This is how I try to make sure that ALL students, including those with special educational needs, are supported in MFL.
KNOWLEDGE OF STUDENTS
Accessing student information
To simply gather all available information about our students, keeping it in one accessible place and making sure we update and review it from time to time.
Annotated seating plans
To have seating plans that have the essential information that guides our planning written on.
Seating plans designed for peer support
To be mindful, when we design seating plans, that we want all students to sit next to someone who will challenge and support them. I try to sit friends together and regularly ask students to let me know if they’re not comfortable where they are sitting. This usually improves behaviour, but when it doesn’t, the seating plan changes.
You can find a blog about using learning mats here.
Language handouts contain all the vocab or sentence builders that are going to be taught in a module. It’s best to hand them it at the beginning of the unit. Also best to print them as A5 booklets and in yellow paper, so they can be easily found.
Use of transcripts for listening
Listening is a daunting skill. I always show students the transcript after a listening exercise. Sometimes I ask students to find words they don’t know, sometimes they all read out loud while trying to keep up with the recording, sometimes I talk them through it.
Quizlet used to learn and pre-learn vocab
Lessons flow much more smoothly if we have used the Quizlet Flascards option (see TL first, translating into English). This applied to the Sixth Form too!
Sentence builders, or as we used to call them, writing frames, are excellent support for students, as they give them a ready-made structure that they can adapt.
Repetition games to support memory
Research says that we have to say a phrase numerous times before it becomes part of our active language. There are many repetition games out there, many of them fun but mindless. I make no apologies, repetition really helps, so we do it all the time. You’ll be able to find some activities that promote repetition here.
I always start the lesson with the same retrieval starter (translate 6 phrases) and end the lesson with a mini-test of what has been learnt.
Regular low-stakes tests
These can happen as part of a schedule or as a time filler in the lesson.
I often use Quizlet – Learn option – multiple choice – answer in Spanish. All students have to do is to write, say, signal a number from 1 to 4 to give an answer. Students love it and it’s as low stakes as it goes.
Revision materials distributed online
Having key materials on OneNote (or equivalent), as part of a very organised system, and training students on how to find them will save you time and it will make your students more independent.
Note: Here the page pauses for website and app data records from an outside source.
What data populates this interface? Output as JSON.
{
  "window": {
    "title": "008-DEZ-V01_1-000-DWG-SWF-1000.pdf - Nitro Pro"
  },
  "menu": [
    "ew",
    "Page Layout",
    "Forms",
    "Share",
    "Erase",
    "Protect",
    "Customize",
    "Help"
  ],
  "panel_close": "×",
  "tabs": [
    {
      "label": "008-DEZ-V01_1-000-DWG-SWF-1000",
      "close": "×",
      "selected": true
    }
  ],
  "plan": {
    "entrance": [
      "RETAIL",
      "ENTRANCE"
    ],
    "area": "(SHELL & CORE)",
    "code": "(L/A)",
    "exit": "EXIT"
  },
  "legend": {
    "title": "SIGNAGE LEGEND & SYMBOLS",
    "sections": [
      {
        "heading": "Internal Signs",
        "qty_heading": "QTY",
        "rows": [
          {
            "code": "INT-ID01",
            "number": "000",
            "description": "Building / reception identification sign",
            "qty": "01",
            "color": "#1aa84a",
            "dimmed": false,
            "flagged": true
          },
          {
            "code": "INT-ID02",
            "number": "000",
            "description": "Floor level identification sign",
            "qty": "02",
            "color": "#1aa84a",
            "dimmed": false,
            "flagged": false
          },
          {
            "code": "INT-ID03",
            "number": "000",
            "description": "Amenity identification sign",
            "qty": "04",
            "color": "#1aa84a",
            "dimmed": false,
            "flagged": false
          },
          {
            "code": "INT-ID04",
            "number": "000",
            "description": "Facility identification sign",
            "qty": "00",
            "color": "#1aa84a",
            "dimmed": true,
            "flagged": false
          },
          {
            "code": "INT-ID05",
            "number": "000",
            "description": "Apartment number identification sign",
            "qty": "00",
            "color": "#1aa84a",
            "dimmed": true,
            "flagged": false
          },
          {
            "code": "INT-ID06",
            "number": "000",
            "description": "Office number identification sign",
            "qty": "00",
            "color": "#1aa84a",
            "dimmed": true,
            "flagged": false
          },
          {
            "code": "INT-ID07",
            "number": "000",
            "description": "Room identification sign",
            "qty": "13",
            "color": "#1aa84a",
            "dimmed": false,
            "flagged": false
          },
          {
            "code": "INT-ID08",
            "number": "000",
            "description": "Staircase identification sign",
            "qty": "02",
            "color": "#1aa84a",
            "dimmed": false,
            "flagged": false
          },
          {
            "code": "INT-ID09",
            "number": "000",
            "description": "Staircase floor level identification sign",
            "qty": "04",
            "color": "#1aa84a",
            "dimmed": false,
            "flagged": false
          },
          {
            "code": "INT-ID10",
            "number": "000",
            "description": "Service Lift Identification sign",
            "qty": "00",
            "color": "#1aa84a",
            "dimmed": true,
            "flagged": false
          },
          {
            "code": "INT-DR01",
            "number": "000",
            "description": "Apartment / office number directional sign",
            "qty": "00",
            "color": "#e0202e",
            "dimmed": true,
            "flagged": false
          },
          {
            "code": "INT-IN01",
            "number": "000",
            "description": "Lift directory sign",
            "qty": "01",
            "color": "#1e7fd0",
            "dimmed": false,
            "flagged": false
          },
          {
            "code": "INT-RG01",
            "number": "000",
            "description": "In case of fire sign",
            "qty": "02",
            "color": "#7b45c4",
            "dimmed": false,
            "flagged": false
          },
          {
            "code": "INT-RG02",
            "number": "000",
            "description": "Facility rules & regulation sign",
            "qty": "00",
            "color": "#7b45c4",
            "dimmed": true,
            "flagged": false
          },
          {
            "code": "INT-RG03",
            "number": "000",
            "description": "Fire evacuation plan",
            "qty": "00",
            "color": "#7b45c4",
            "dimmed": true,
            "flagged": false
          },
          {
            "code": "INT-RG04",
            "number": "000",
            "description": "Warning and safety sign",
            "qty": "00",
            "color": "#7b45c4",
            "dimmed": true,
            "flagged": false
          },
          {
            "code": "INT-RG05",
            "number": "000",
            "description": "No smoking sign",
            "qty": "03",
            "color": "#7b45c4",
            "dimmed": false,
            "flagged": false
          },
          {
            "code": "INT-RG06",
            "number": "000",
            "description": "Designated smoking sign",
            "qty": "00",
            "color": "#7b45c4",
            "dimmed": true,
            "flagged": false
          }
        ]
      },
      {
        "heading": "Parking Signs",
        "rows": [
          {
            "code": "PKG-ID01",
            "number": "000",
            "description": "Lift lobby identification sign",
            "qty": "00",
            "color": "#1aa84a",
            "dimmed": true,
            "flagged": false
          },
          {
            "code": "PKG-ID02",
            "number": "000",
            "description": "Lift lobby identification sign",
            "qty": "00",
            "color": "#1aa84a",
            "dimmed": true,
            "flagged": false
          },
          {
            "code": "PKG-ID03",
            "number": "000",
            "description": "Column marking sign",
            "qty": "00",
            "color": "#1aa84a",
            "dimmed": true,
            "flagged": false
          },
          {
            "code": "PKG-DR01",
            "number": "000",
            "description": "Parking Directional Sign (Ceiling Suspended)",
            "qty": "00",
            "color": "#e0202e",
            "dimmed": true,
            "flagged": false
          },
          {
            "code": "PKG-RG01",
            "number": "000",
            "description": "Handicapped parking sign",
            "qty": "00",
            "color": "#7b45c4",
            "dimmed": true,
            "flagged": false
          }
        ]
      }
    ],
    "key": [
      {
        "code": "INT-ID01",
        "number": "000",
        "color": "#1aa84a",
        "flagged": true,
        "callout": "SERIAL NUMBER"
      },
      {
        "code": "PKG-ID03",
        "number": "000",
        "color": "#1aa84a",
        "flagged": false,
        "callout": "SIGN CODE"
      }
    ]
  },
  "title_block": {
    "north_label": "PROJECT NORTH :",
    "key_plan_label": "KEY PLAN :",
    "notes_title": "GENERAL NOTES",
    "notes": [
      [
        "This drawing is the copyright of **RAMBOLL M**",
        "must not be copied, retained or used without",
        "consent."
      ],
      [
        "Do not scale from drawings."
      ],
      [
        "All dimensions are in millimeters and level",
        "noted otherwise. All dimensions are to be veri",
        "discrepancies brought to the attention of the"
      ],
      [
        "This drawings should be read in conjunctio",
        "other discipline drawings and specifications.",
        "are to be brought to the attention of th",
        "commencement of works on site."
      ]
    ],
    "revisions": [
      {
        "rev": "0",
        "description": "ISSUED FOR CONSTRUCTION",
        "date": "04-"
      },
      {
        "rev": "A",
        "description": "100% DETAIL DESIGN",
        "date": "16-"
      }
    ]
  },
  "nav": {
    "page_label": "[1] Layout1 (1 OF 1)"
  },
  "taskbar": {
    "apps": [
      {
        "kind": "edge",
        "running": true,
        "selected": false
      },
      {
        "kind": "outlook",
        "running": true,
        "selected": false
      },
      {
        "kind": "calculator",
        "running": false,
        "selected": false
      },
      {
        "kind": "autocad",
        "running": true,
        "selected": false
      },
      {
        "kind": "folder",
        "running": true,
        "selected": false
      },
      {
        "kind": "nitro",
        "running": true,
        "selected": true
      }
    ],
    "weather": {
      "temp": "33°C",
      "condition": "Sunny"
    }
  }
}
Plus, you can copy and paste next year!
Explicitly teaching skills required
Explicitly teaching what we want students to learn is the most effective way to get students to learn. This goes for broad skills, such as listening or writing, or the skill of taking notes or keeping a glossary. The more explicit, the better.
Live modelling is incredibly powerful and it will be even more powerful if students are able to hear your thinking process as you model. I make sure that I throw in a couple of mistakes that you can correct as I check my work at the end, and I also make sure that I change my mind a couple of times, so I can show students how to improve their work on the go.
Use of wagolls and wabolls
I would never ask students to produce language before having shown them an example of a good one (a wagoll) beforehand. I don’t always use wabolls (“what a bad one looks like”), but they are a great way for students to become aware of common errors and avoid them.
Supportive climate for learning
As well as working really hard to make sure that behaviour is always calm and purposeful in my lessons, I make a point very early on that the MFL classroom is a safe place where students can take risks without fearing being mocked. And I follow through, if a student ever laughs at someone’s efforts, I make sure I stop the lesson and I deal with the student until they are clear on why what they’ve done is wrong.
The high level of interaction in MFL lessons can be a source of anxiety for many students. Having the same lesson structure for all lessons helps students with this. The activities change regularly, but the structure is the same. This is my lesson structure:
Bounce questioning follows the same stages:
I never leave out the thinking stage, to make sure that everyone answers the questions, even if to themselves, and I don’t announce the name of the student who will answer until after it.